:: Input

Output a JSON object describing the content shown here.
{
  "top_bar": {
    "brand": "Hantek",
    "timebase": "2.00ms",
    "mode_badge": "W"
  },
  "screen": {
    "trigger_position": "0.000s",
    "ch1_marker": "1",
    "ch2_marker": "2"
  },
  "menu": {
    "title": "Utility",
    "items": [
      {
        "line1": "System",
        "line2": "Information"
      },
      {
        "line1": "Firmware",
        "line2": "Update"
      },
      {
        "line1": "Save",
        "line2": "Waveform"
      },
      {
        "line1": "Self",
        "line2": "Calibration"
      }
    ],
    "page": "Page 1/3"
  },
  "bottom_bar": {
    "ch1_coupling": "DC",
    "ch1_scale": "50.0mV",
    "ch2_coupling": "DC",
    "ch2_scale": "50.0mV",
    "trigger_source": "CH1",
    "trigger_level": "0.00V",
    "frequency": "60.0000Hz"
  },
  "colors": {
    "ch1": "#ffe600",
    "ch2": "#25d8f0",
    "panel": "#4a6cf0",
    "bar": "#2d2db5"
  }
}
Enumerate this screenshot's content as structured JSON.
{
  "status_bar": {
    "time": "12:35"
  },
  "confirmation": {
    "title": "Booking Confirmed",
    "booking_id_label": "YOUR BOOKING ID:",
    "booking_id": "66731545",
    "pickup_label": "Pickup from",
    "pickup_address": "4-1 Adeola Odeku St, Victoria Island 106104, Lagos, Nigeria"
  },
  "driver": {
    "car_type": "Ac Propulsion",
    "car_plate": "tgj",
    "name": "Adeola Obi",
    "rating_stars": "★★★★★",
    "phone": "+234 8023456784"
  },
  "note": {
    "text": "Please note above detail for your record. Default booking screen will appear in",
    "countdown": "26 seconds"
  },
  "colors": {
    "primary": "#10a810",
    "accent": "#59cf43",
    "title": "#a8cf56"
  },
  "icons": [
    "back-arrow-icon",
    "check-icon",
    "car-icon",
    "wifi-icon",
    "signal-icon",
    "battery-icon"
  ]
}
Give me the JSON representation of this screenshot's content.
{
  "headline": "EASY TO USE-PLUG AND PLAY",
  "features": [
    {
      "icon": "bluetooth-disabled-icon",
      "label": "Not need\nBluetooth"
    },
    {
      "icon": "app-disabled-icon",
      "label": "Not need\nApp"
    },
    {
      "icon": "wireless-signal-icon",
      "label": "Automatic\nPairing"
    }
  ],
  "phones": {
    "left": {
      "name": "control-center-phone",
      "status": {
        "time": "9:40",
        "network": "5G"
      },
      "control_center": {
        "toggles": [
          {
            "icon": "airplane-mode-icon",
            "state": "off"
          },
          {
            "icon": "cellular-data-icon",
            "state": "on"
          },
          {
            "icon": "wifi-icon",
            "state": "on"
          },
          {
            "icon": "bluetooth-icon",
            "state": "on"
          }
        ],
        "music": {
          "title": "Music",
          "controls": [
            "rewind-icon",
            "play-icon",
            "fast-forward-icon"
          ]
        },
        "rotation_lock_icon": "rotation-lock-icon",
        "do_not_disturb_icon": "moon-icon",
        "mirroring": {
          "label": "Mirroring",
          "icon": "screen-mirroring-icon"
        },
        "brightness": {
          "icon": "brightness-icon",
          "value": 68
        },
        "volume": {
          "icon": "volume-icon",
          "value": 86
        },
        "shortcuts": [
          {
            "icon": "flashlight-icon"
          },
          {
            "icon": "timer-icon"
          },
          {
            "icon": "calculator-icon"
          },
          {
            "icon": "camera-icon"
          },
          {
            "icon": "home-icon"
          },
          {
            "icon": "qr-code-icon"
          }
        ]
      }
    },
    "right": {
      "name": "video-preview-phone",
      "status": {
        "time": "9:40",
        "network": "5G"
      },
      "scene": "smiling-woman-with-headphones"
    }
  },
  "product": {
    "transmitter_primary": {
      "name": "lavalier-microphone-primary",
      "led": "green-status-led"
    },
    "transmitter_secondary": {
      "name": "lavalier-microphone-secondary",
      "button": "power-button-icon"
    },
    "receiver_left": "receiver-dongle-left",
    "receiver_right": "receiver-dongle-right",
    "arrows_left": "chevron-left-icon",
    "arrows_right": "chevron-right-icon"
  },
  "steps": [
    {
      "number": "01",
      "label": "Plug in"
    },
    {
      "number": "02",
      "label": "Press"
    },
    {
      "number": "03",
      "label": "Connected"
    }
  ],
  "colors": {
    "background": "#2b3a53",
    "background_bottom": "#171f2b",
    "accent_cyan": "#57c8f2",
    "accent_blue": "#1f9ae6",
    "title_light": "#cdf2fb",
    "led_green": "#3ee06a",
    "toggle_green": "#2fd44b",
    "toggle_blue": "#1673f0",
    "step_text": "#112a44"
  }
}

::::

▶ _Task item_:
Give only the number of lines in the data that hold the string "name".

▶ _Solution to the exercise_:
5